Alright, now that the DbContext has been set up, we can go ahead and define a class deriving from DbDomainService<ProductDbContext> (similar to any other RIA Services DomainService) like this –

namespace EFCFSample.Web
{
    [EnableClientAccess]
    public class DomainService1 : DbDomainService<ProductDbContext>
    {
    }
}

5. Add CRUD Methods to the DbDomainService

Now, we will use the C# code snippet to generate the CRUD methods for us. So download the code snippet to the disk. Then use the VS Code Snippet Manager to import it to Visual Studio. For more information on how to do that, refer to this msdn documentation. I would recommend importing it to My Code Snippets (which will be typically under c:\Users\<username>\Documents\Visual Studio 2010\Code Snippets\Visual C#\My Code Snippets)

When that is done, from within the class declaration, use the shortcut “dbcrud” to get your DbDomainService CRUD methods defined for you.

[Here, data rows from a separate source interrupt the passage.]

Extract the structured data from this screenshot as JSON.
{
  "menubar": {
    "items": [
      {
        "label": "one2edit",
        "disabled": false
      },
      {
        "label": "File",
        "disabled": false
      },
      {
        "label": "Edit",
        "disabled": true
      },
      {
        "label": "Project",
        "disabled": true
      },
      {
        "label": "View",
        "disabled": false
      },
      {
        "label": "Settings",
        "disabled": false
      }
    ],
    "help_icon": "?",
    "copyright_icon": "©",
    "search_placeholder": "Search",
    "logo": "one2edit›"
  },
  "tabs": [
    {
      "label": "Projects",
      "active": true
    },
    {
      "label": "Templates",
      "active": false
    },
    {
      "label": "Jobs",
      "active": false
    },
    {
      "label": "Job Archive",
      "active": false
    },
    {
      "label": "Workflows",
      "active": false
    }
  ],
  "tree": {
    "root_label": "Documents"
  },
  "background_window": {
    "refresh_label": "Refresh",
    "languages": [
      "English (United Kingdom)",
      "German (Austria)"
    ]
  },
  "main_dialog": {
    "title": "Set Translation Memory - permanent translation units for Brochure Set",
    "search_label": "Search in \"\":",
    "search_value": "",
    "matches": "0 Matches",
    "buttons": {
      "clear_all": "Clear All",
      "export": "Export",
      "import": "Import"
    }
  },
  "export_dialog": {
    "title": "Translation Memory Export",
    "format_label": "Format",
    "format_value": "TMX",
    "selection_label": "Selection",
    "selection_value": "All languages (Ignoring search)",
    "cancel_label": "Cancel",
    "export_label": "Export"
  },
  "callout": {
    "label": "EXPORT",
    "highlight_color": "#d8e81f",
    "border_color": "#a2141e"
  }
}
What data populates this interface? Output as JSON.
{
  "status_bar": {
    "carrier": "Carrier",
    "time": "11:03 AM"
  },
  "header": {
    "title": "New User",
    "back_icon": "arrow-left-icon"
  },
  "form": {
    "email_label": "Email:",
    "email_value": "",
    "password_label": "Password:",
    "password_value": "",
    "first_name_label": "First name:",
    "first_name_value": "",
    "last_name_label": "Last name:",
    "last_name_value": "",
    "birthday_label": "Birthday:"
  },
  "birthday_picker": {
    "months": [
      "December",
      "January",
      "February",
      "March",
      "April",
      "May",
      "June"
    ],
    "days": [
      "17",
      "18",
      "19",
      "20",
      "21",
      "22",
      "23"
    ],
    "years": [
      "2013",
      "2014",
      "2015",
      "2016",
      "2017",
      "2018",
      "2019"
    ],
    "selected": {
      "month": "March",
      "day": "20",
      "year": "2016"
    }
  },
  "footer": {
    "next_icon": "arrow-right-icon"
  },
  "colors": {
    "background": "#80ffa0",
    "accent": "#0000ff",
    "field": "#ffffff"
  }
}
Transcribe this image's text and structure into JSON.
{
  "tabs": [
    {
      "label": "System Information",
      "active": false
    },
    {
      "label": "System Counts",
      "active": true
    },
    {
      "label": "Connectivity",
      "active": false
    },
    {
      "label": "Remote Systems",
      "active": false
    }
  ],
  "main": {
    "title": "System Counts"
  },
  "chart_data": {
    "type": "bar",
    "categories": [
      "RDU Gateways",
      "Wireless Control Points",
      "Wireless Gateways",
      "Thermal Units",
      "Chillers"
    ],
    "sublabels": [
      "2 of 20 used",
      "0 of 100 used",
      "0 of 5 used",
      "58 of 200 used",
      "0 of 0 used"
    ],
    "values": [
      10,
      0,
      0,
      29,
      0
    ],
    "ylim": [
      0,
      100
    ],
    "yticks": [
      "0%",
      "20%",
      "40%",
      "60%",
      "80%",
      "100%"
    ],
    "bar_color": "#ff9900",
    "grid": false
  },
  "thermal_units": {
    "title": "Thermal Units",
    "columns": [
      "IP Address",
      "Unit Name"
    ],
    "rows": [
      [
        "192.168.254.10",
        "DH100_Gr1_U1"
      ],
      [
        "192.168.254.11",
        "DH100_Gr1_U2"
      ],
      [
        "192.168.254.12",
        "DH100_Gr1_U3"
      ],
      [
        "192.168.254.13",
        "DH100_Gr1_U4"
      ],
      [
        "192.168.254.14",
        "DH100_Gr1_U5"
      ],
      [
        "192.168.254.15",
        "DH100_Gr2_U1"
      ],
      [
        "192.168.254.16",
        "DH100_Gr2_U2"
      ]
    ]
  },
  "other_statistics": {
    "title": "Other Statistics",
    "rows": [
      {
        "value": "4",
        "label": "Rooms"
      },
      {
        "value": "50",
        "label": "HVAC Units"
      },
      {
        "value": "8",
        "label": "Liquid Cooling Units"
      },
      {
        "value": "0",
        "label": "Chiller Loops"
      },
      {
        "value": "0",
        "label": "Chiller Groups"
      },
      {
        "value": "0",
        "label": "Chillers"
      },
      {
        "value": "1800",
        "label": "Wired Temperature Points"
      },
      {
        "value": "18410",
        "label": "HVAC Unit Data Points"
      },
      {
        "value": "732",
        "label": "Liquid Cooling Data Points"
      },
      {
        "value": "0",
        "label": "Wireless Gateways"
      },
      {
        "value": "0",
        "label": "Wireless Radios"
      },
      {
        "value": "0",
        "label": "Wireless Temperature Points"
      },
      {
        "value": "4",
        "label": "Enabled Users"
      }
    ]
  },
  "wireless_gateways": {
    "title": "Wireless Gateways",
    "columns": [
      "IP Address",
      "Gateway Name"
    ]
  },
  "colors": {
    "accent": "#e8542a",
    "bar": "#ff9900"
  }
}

Note that this code snippet has 3 variables that you need to supply –

  1. Name of the Entity (in this case, Product)
  2. Name of the DbSet property corresponding to the entity (Products)
  3. Name of the entity (this is used to generate the names of the CRUD methods – like GetProducts, etc.).

So our DbDomainService looks like this-

namespace EFCFSample.Web
{
    [EnableClientAccess]
    public class DomainService1 : DbDomainService<ProductDbContext>
    {
        public IQueryable<Product> GetProducts()
        {
            return this.DbContext.Products;
        }

        public void InsertProduct(Product entity)
        {
            DbEntityEntry<Product> entityEntry = this.DbContext.Entry(entity);
            if ((entityEntry.State != EntityState.Detached))
            {
                entityEntry.State = EntityState.Added;
            }
            else {
                this.DbContext.Products.Add(entity);
            }
        }

        public void UpdateProduct(Product currentProduct)
        {
            this.DbContext.Products.AttachAsModified(currentProduct, this.ChangeSet.GetOriginal(currentProduct), this.DbContext);
        }

        public void DeleteProduct(Product entity)
        {
            DbEntityEntry<Product> entityEntry = this.DbContext.Entry(entity);
            if ((entityEntry.State != EntityState.Deleted))
            {
                entityEntry.State = EntityState.Deleted;
            }
            else {
                this.DbContext.Products.Attach(entity);
                this.DbContext.Products.Remove(entity);
            }
        }

    }
}

Again, the SP2 release bits will have full wizard support for DbContext. So you should not need to do any of this dance with the code snippet. But till then, this should be easy enough for you to do.

5. Use the DbDomainService in your App

With this, you have a RIA Services DomainService talking to a EF Code-First database that you can use, just like in any other RIA Services application. Of course, you can add/modify the methods in the generated DomainService or add more CRUD methods for other entities in your EF Model.

In short, your EF Code-First model is ready for use in the WCF RIA Services app! 

If you are interested in trying using EF Code-First or simply DbContext with WCF RIA Services, try out this preview and let us know how you find it. Any feedback from you will be highly appreciated!